Task item:
What is the number of lines in the following data that contain "count"? Answer with the number alone.

============

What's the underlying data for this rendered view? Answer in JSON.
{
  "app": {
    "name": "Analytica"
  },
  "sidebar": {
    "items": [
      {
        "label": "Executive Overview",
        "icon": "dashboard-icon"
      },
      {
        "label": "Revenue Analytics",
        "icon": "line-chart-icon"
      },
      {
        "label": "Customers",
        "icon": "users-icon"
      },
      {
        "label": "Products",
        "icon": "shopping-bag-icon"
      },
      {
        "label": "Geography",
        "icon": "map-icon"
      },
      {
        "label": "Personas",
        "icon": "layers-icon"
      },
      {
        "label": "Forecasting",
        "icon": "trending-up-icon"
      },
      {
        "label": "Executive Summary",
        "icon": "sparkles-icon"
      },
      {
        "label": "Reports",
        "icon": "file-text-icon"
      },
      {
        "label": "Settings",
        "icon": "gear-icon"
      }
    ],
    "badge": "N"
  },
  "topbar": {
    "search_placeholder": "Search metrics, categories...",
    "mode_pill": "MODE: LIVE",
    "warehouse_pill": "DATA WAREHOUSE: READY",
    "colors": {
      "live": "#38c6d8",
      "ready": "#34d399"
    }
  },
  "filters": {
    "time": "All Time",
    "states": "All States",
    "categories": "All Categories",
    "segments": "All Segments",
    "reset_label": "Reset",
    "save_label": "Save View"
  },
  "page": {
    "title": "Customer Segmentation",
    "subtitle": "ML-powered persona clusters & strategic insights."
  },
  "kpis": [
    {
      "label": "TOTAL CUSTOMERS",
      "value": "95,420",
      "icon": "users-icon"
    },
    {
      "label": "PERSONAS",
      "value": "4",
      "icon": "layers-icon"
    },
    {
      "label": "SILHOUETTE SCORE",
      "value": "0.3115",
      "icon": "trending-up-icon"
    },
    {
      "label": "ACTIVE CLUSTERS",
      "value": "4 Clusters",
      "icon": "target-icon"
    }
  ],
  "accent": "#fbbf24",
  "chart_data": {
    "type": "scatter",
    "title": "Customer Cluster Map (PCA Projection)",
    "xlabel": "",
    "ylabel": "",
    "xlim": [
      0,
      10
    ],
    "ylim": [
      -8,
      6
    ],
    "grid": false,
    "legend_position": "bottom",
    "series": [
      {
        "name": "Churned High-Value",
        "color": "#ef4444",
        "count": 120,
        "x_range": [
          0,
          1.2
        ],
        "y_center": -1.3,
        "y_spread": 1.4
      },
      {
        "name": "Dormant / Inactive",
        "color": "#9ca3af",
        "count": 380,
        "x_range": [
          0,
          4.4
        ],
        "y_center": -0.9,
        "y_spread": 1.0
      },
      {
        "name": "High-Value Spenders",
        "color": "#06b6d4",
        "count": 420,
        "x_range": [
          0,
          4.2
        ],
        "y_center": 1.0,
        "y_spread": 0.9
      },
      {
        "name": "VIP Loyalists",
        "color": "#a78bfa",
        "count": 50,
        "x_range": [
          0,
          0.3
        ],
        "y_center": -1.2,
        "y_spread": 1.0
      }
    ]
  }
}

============

Task answer:
4